(Element data from apps and pages)
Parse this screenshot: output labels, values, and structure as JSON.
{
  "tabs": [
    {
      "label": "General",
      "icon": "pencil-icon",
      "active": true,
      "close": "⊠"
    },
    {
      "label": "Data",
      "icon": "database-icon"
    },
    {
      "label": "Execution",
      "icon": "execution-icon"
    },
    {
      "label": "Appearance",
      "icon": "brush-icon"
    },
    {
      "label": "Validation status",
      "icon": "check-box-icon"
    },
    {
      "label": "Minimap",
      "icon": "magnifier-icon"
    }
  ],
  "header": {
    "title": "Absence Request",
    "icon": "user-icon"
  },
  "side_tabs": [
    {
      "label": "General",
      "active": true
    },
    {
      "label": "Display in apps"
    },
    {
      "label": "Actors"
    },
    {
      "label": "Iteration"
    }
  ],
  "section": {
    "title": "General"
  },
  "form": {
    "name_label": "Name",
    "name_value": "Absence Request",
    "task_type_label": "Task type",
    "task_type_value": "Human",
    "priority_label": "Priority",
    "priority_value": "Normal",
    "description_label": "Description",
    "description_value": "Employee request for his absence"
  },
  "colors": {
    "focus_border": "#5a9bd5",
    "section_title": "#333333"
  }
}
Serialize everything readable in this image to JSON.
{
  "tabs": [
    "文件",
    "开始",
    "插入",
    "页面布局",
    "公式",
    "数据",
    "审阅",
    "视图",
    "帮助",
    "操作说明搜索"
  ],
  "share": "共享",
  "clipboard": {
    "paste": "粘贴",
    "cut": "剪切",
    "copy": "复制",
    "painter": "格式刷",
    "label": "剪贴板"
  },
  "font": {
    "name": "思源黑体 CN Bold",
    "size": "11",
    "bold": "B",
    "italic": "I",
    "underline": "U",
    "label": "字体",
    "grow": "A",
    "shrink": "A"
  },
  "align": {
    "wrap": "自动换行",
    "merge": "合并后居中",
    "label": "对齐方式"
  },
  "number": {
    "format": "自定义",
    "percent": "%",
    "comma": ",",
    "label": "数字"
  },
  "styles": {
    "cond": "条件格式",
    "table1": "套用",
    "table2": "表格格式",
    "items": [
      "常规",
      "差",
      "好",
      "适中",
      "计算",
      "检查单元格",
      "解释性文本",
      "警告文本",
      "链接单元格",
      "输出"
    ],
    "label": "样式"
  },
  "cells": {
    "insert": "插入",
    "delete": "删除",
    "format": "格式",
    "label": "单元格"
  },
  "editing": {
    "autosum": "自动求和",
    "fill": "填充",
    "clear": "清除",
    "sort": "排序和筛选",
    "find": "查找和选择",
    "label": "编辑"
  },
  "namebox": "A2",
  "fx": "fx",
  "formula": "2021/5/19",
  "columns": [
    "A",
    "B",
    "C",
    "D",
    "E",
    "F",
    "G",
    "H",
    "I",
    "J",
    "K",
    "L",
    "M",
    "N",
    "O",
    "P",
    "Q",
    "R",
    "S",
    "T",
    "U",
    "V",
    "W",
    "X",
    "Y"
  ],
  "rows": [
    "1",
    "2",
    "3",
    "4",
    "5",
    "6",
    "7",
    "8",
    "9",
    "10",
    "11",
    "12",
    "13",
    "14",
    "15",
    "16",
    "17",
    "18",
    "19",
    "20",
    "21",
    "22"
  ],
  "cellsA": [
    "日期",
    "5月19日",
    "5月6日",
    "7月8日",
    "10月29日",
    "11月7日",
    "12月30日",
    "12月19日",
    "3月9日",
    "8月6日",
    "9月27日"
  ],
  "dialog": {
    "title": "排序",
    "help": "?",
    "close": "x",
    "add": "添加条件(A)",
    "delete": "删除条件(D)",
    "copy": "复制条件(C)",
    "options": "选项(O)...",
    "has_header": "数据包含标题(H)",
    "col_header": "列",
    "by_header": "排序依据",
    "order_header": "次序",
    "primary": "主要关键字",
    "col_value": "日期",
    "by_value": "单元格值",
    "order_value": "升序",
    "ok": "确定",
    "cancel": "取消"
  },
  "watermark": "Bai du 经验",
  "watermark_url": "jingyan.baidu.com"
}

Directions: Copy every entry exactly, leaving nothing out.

Result for this task:
Parse this screenshot: output labels, values, and structure as JSON.
{
  "tabs": [
    {
      "label": "General",
      "icon": "pencil-icon",
      "active": true,
      "close": "⊠"
    },
    {
      "label": "Data",
      "icon": "database-icon"
    },
    {
      "label": "Execution",
      "icon": "execution-icon"
    },
    {
      "label": "Appearance",
      "icon": "brush-icon"
    },
    {
      "label": "Validation status",
      "icon": "check-box-icon"
    },
    {
      "label": "Minimap",
      "icon": "magnifier-icon"
    }
  ],
  "header": {
    "title": "Absence Request",
    "icon": "user-icon"
  },
  "side_tabs": [
    {
      "label": "General",
      "active": true
    },
    {
      "label": "Display in apps"
    },
    {
      "label": "Actors"
    },
    {
      "label": "Iteration"
    }
  ],
  "section": {
    "title": "General"
  },
  "form": {
    "name_label": "Name",
    "name_value": "Absence Request",
    "task_type_label": "Task type",
    "task_type_value": "Human",
    "priority_label": "Priority",
    "priority_value": "Normal",
    "description_label": "Description",
    "description_value": "Employee request for his absence"
  },
  "colors": {
    "focus_border": "#5a9bd5",
    "section_title": "#333333"
  }
}
Serialize everything readable in this image to JSON.
{
  "tabs": [
    "文件",
    "开始",
    "插入",
    "页面布局",
    "公式",
    "数据",
    "审阅",
    "视图",
    "帮助",
    "操作说明搜索"
  ],
  "share": "共享",
  "clipboard": {
    "paste": "粘贴",
    "cut": "剪切",
    "copy": "复制",
    "painter": "格式刷",
    "label": "剪贴板"
  },
  "font": {
    "name": "思源黑体 CN Bold",
    "size": "11",
    "bold": "B",
    "italic": "I",
    "underline": "U",
    "label": "字体",
    "grow": "A",
    "shrink": "A"
  },
  "align": {
    "wrap": "自动换行",
    "merge": "合并后居中",
    "label": "对齐方式"
  },
  "number": {
    "format": "自定义",
    "percent": "%",
    "comma": ",",
    "label": "数字"
  },
  "styles": {
    "cond": "条件格式",
    "table1": "套用",
    "table2": "表格格式",
    "items": [
      "常规",
      "差",
      "好",
      "适中",
      "计算",
      "检查单元格",
      "解释性文本",
      "警告文本",
      "链接单元格",
      "输出"
    ],
    "label": "样式"
  },
  "cells": {
    "insert": "插入",
    "delete": "删除",
    "format": "格式",
    "label": "单元格"
  },
  "editing": {
    "autosum": "自动求和",
    "fill": "填充",
    "clear": "清除",
    "sort": "排序和筛选",
    "find": "查找和选择",
    "label": "编辑"
  },
  "namebox": "A2",
  "fx": "fx",
  "formula": "2021/5/19",
  "columns": [
    "A",
    "B",
    "C",
    "D",
    "E",
    "F",
    "G",
    "H",
    "I",
    "J",
    "K",
    "L",
    "M",
    "N",
    "O",
    "P",
    "Q",
    "R",
    "S",
    "T",
    "U",
    "V",
    "W",
    "X",
    "Y"
  ],
  "rows": [
    "1",
    "2",
    "3",
    "4",
    "5",
    "6",
    "7",
    "8",
    "9",
    "10",
    "11",
    "12",
    "13",
    "14",
    "15",
    "16",
    "17",
    "18",
    "19",
    "20",
    "21",
    "22"
  ],
  "cellsA": [
    "日期",
    "5月19日",
    "5月6日",
    "7月8日",
    "10月29日",
    "11月7日",
    "12月30日",
    "12月19日",
    "3月9日",
    "8月6日",
    "9月27日"
  ],
  "dialog": {
    "title": "排序",
    "help": "?",
    "close": "x",
    "add": "添加条件(A)",
    "delete": "删除条件(D)",
    "copy": "复制条件(C)",
    "options": "选项(O)...",
    "has_header": "数据包含标题(H)",
    "col_header": "列",
    "by_header": "排序依据",
    "order_header": "次序",
    "primary": "主要关键字",
    "col_value": "日期",
    "by_value": "单元格值",
    "order_value": "升序",
    "ok": "确定",
    "cancel": "取消"
  },
  "watermark": "Bai du 经验",
  "watermark_url": "jingyan.baidu.com"
}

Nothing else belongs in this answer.